JOHN DIMSDALE: The Pentagon needs congressional approval of $100 billion to continue fighting the war beyond April. And American University presidential scholar James Thurber says when it comes to the power of the purse, the president has to take notice.
JAMES THURBER: Well, he can’t ignore appropriations. If in an appropriation bill they say he may not do a particular thing, then it’s unconstitutional.
One attempt to stop the surge comes from the powerful chairman of the House Defense Appropriations Committee, John Murtha of Pennsylvania. He would link funding to readiness requirements. Only fully equipped and trained troops could go to Iraq. But that poses a risk to soldiers already there, says the Brookings Institution’s Michael O’Hanlon.
MICHAEL O’HANLON: Congressman Murtha is going to deprive the commanders in the field and the troops who are already in Iraq of the kind of reinforcements that might make their lives easier and their mission more successful.
Several moderate Democrats have also criticized Congressman Murtha’s idea. And at the White House, presidential spokesman Tony Fratto says the president can’t figure out what the Democrats want.
TONY FRATTO: As I look and see reports from what’s coming from the Democrats with respect to Iraq is, you know, really a shifting landscape of ideas, all with the intention of keeping our troops from getting — what we feel — from getting what they need to carry out their mission.
Some Democrats recommend waiting to confront the president until this fall, when the budget for 2008 must be passed. By that time, they figure the troop surge will have failed to reduce the violence in Iraq.
In Washington, I’m John Dimsdale for Marketplace.
We’re here to help you navigate this changed world and economy.
Our mission at Marketplace is to raise the economic intelligence of the country. It’s a tough task, but it’s never been more important.
In the past year, we’ve seen record unemployment, stimulus bills, and reddit users influencing the stock market. Marketplace helps you understand it all, will fact-based, approachable, and unbiased reporting.

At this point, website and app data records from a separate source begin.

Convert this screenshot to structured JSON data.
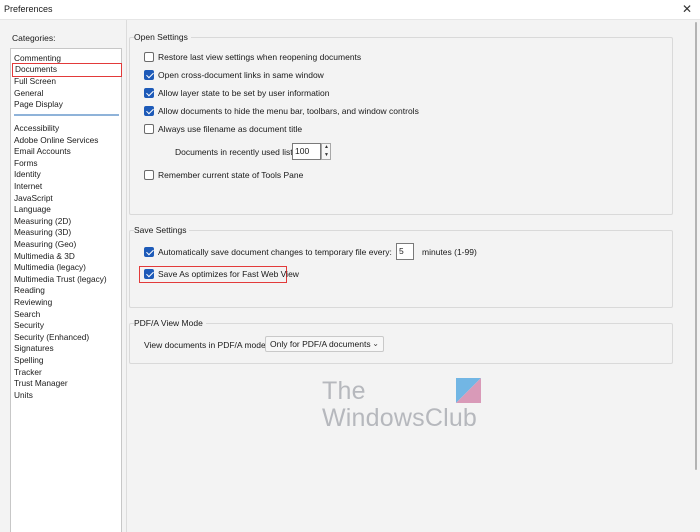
{
  "window": {
    "title": "Preferences",
    "close_glyph": "✕"
  },
  "categories": {
    "label": "Categories:",
    "top": [
      "Commenting",
      "Documents",
      "Full Screen",
      "General",
      "Page Display"
    ],
    "bottom": [
      "Accessibility",
      "Adobe Online Services",
      "Email Accounts",
      "Forms",
      "Identity",
      "Internet",
      "JavaScript",
      "Language",
      "Measuring (2D)",
      "Measuring (3D)",
      "Measuring (Geo)",
      "Multimedia & 3D",
      "Multimedia (legacy)",
      "Multimedia Trust (legacy)",
      "Reading",
      "Reviewing",
      "Search",
      "Security",
      "Security (Enhanced)",
      "Signatures",
      "Spelling",
      "Tracker",
      "Trust Manager",
      "Units"
    ],
    "selected": "Documents"
  },
  "open_settings": {
    "title": "Open Settings",
    "restore_last_view": {
      "label": "Restore last view settings when reopening documents",
      "checked": false
    },
    "cross_doc_links": {
      "label": "Open cross-document links in same window",
      "checked": true
    },
    "layer_state": {
      "label": "Allow layer state to be set by user information",
      "checked": true
    },
    "hide_menu_bar": {
      "label": "Allow documents to hide the menu bar, toolbars, and window controls",
      "checked": true
    },
    "filename_title": {
      "label": "Always use filename as document title",
      "checked": false
    },
    "recent_list": {
      "label": "Documents in recently used list:",
      "value": "100"
    },
    "remember_tools_pane": {
      "label": "Remember current state of Tools Pane",
      "checked": false
    }
  },
  "save_settings": {
    "title": "Save Settings",
    "autosave": {
      "label": "Automatically save document changes to temporary file every:",
      "checked": true,
      "value": "5",
      "unit": "minutes (1-99)"
    },
    "fast_web_view": {
      "label": "Save As optimizes for Fast Web View",
      "checked": true
    }
  },
  "pdfa": {
    "title": "PDF/A View Mode",
    "label": "View documents in PDF/A mode:",
    "selected": "Only for PDF/A documents"
  },
  "watermark": {
    "line1": "The",
    "line2": "WindowsClub"
  },
  "colors": {
    "accent": "#1d5ab8",
    "highlight": "#e23a3a",
    "selection_bar": "#8fb3d9",
    "background": "#f3f3f3"
  }
}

Generous support from listeners and readers is what powers our nonprofit news—and your donation today will help provide this essential service. For just $5/month, you can sustain independent journalism that keeps you and thousands of others informed.